Exercise directions – Apart from any images, the entries are to be output exactly.

Task input –
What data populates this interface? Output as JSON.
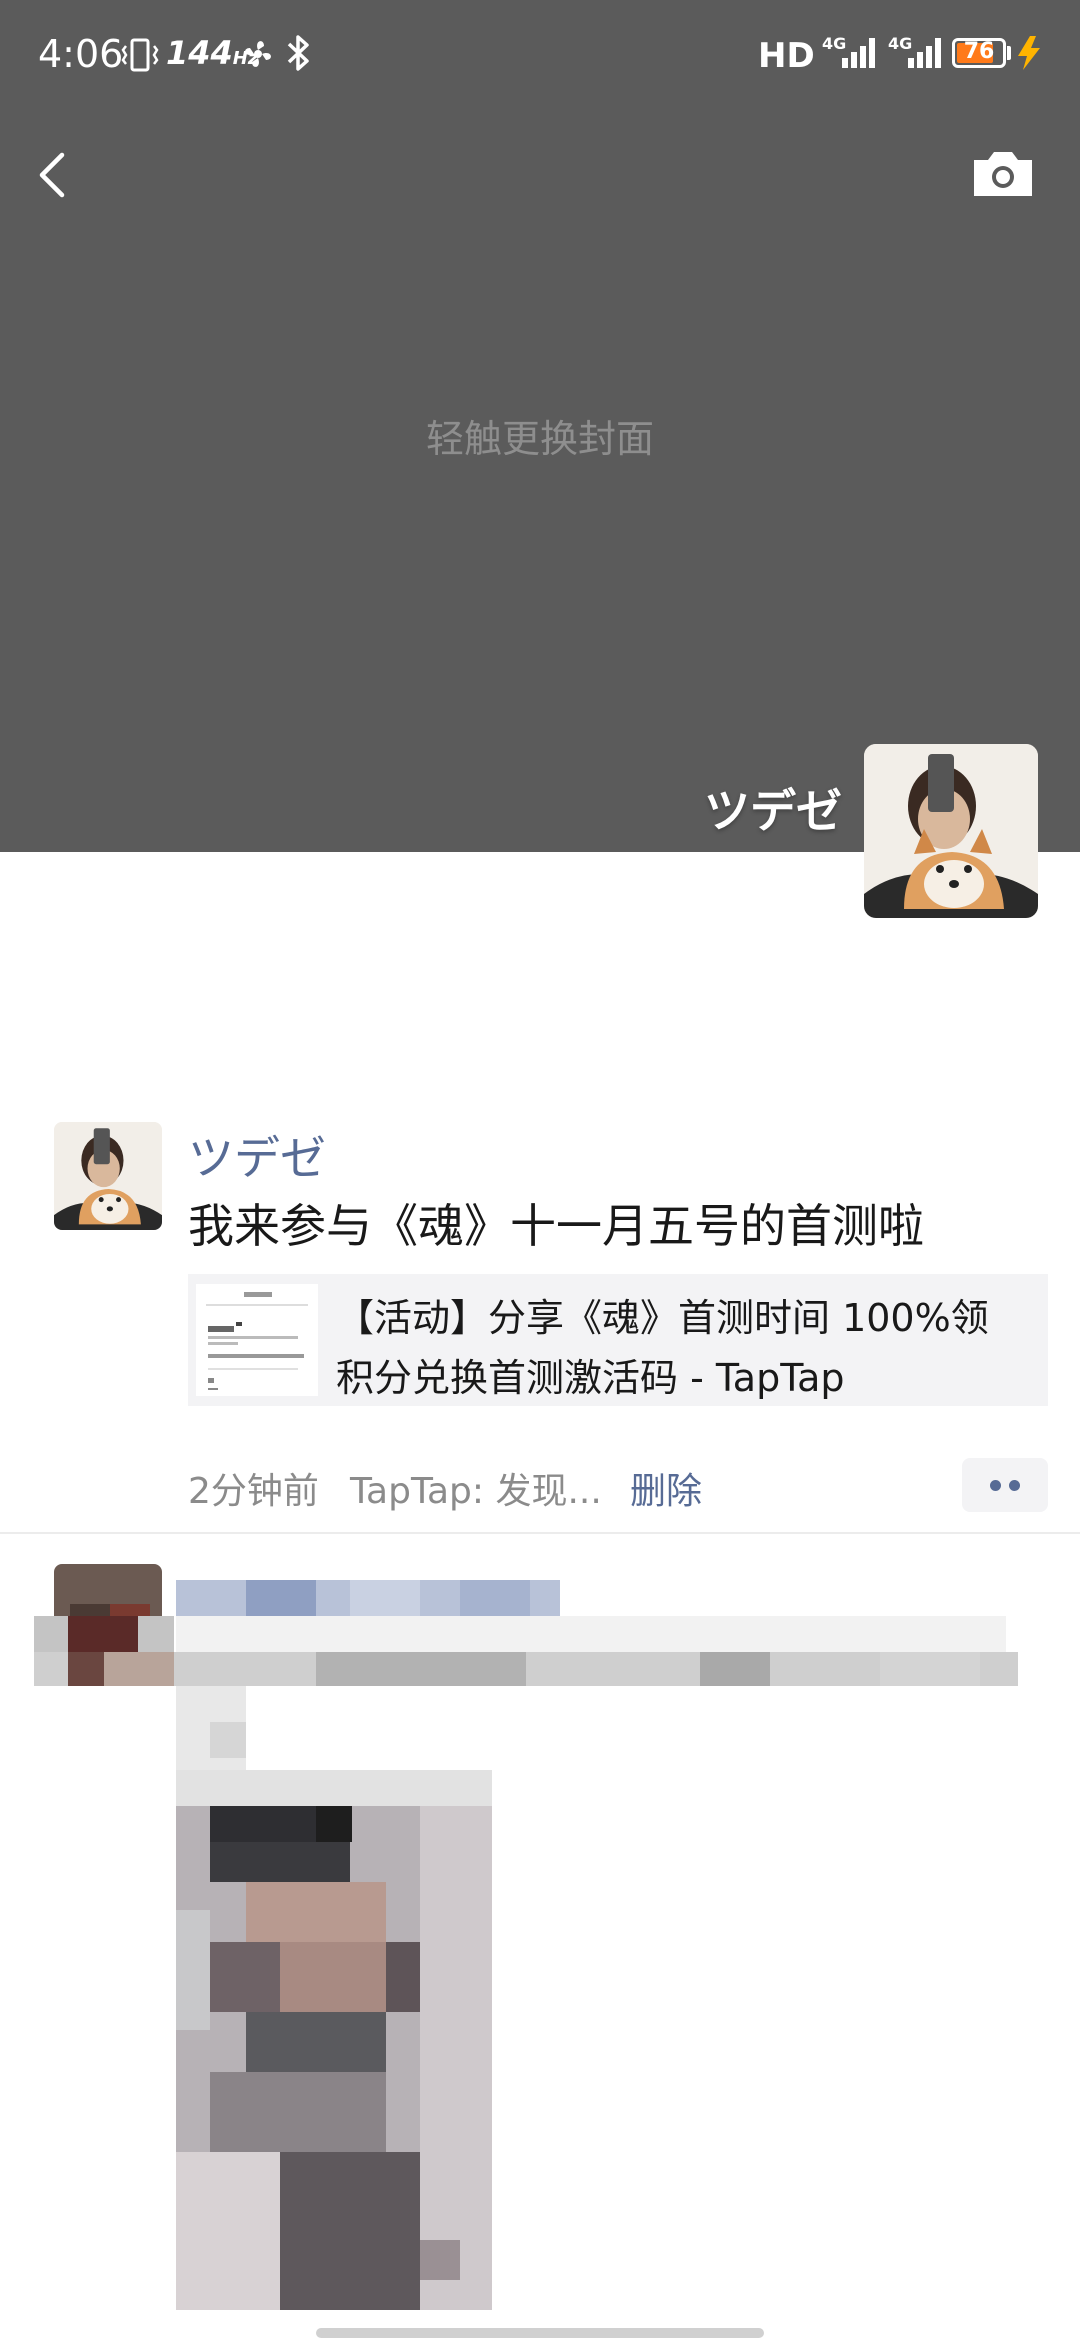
{
  "status_bar": {
    "time": "4:06",
    "refresh_rate": "144",
    "refresh_unit": "Hz",
    "network_hd": "HD",
    "network_type_1": "4G",
    "network_type_2": "4G",
    "battery_level": "76"
  },
  "cover": {
    "hint": "轻触更换封面",
    "color": "#5b5b5b"
  },
  "profile": {
    "name": "ツデゼ"
  },
  "post": {
    "user": "ツデゼ",
    "text": "我来参与《魂》十一月五号的首测啦",
    "link_title": "【活动】分享《魂》首测时间 100%领积分兑换首测激活码 - TapTap",
    "time": "2分钟前",
    "source": "TapTap: 发现...",
    "delete_label": "删除"
  },
  "colors": {
    "link_blue": "#576b95",
    "text_primary": "#191919",
    "text_secondary": "#8b8b8b"
  }
}
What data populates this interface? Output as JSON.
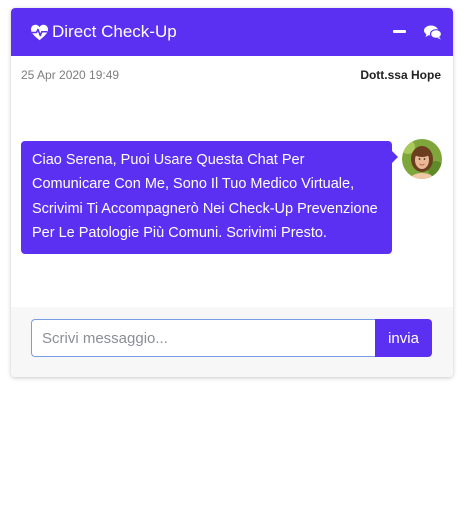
{
  "header": {
    "title": "Direct Check-Up",
    "icons": {
      "title_icon": "heartbeat-icon",
      "minimize_icon": "minimize-icon",
      "chat_icon": "comments-icon"
    }
  },
  "message": {
    "timestamp": "25 Apr 2020 19:49",
    "author": "Dott.ssa Hope",
    "text": "Ciao Serena, Puoi Usare Questa Chat Per Comunicare Con Me, Sono Il Tuo Medico Virtuale, Scrivimi Ti Accompagnerò Nei Check-Up Prevenzione Per Le Patologie Più Comuni. Scrivimi Presto.",
    "avatar_icon": "doctor-avatar"
  },
  "footer": {
    "input_placeholder": "Scrivi messaggio...",
    "input_value": "",
    "send_label": "invia"
  },
  "colors": {
    "accent": "#5b30f2",
    "footer_bg": "#f7f7f7",
    "input_border": "#7a9ee6"
  }
}
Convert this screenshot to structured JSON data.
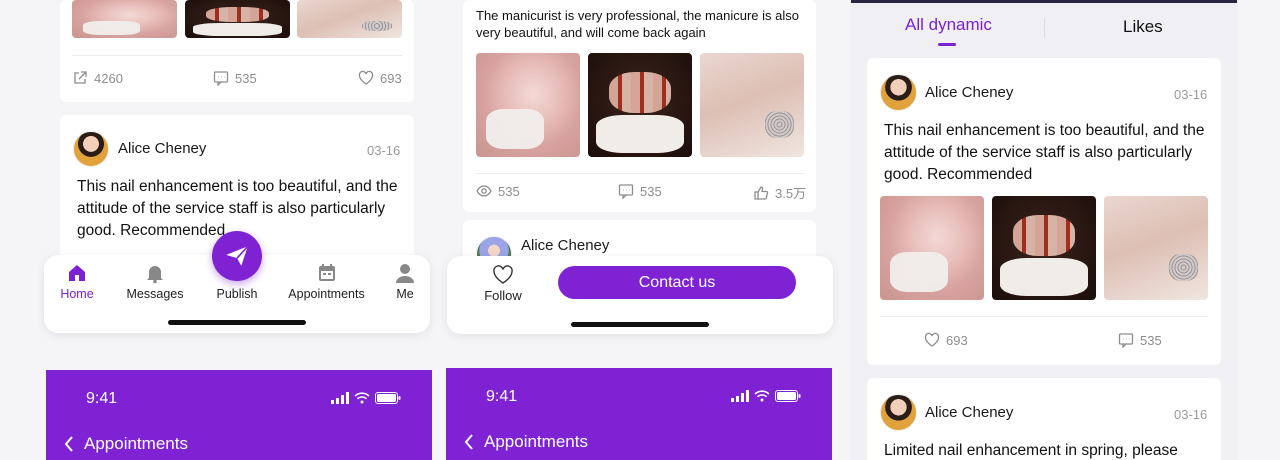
{
  "screen1": {
    "stats_top": {
      "share": "4260",
      "comments": "535",
      "likes": "693"
    },
    "post": {
      "user": "Alice Cheney",
      "date": "03-16",
      "text": "This nail enhancement is too beautiful, and the attitude of the service staff is also particularly good. Recommended"
    },
    "tabbar": {
      "items": [
        {
          "label": "Home",
          "icon": "home-icon",
          "active": true
        },
        {
          "label": "Messages",
          "icon": "bell-icon"
        },
        {
          "label": "Publish",
          "icon": "send-icon"
        },
        {
          "label": "Appointments",
          "icon": "calendar-icon"
        },
        {
          "label": "Me",
          "icon": "user-icon"
        }
      ]
    }
  },
  "screen2": {
    "post_text": "The manicurist is very professional, the manicure is also very beautiful, and will come back again",
    "stats": {
      "views": "535",
      "comments": "535",
      "likes": "3.5万"
    },
    "next_user": "Alice Cheney",
    "follow_label": "Follow",
    "contact_label": "Contact us"
  },
  "screen3": {
    "tabs": [
      "All dynamic",
      "Likes"
    ],
    "post1": {
      "user": "Alice Cheney",
      "date": "03-16",
      "text": "This nail enhancement is too beautiful, and the attitude of the service staff is also particularly good. Recommended",
      "likes": "693",
      "comments": "535"
    },
    "post2": {
      "user": "Alice Cheney",
      "date": "03-16",
      "text": "Limited nail enhancement in spring, please"
    }
  },
  "bottom_screens": [
    {
      "time": "9:41",
      "title": "Appointments"
    },
    {
      "time": "9:41",
      "title": "Appointments"
    }
  ],
  "colors": {
    "accent": "#7e22d4",
    "tab_active": "#7c22d6"
  }
}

Exercise response –
What data populates this interface? Output as JSON.
{
  "status_bar": {
    "time": "4:06",
    "refresh_rate": "144",
    "refresh_unit": "Hz",
    "network_hd": "HD",
    "network_type_1": "4G",
    "network_type_2": "4G",
    "battery_level": "76"
  },
  "cover": {
    "hint": "轻触更换封面",
    "color": "#5b5b5b"
  },
  "profile": {
    "name": "ツデゼ"
  },
  "post": {
    "user": "ツデゼ",
    "text": "我来参与《魂》十一月五号的首测啦",
    "link_title": "【活动】分享《魂》首测时间 100%领积分兑换首测激活码 - TapTap",
    "time": "2分钟前",
    "source": "TapTap: 发现...",
    "delete_label": "删除"
  },
  "colors": {
    "link_blue": "#576b95",
    "text_primary": "#191919",
    "text_secondary": "#8b8b8b"
  }
}
What data populates this interface? Output as JSON.
{
  "header": {
    "title": "Direct Check-Up",
    "icons": {
      "title_icon": "heartbeat-icon",
      "minimize_icon": "minimize-icon",
      "chat_icon": "comments-icon"
    }
  },
  "message": {
    "timestamp": "25 Apr 2020 19:49",
    "author": "Dott.ssa Hope",
    "text": "Ciao Serena, Puoi Usare Questa Chat Per Comunicare Con Me, Sono Il Tuo Medico Virtuale, Scrivimi Ti Accompagnerò Nei Check-Up Prevenzione Per Le Patologie Più Comuni. Scrivimi Presto.",
    "avatar_icon": "doctor-avatar"
  },
  "footer": {
    "input_placeholder": "Scrivi messaggio...",
    "input_value": "",
    "send_label": "invia"
  },
  "colors": {
    "accent": "#5b30f2",
    "footer_bg": "#f7f7f7",
    "input_border": "#7a9ee6"
  }
}
Convert this screenshot to structured JSON data.
{
  "screen1": {
    "stats_top": {
      "share": "4260",
      "comments": "535",
      "likes": "693"
    },
    "post": {
      "user": "Alice Cheney",
      "date": "03-16",
      "text": "This nail enhancement is too beautiful, and the attitude of the service staff is also particularly good. Recommended"
    },
    "tabbar": {
      "items": [
        {
          "label": "Home",
          "icon": "home-icon",
          "active": true
        },
        {
          "label": "Messages",
          "icon": "bell-icon"
        },
        {
          "label": "Publish",
          "icon": "send-icon"
        },
        {
          "label": "Appointments",
          "icon": "calendar-icon"
        },
        {
          "label": "Me",
          "icon": "user-icon"
        }
      ]
    }
  },
  "screen2": {
    "post_text": "The manicurist is very professional, the manicure is also very beautiful, and will come back again",
    "stats": {
      "views": "535",
      "comments": "535",
      "likes": "3.5万"
    },
    "next_user": "Alice Cheney",
    "follow_label": "Follow",
    "contact_label": "Contact us"
  },
  "screen3": {
    "tabs": [
      "All dynamic",
      "Likes"
    ],
    "post1": {
      "user": "Alice Cheney",
      "date": "03-16",
      "text": "This nail enhancement is too beautiful, and the attitude of the service staff is also particularly good. Recommended",
      "likes": "693",
      "comments": "535"
    },
    "post2": {
      "user": "Alice Cheney",
      "date": "03-16",
      "text": "Limited nail enhancement in spring, please"
    }
  },
  "bottom_screens": [
    {
      "time": "9:41",
      "title": "Appointments"
    },
    {
      "time": "9:41",
      "title": "Appointments"
    }
  ],
  "colors": {
    "accent": "#7e22d4",
    "tab_active": "#7c22d6"
  }
}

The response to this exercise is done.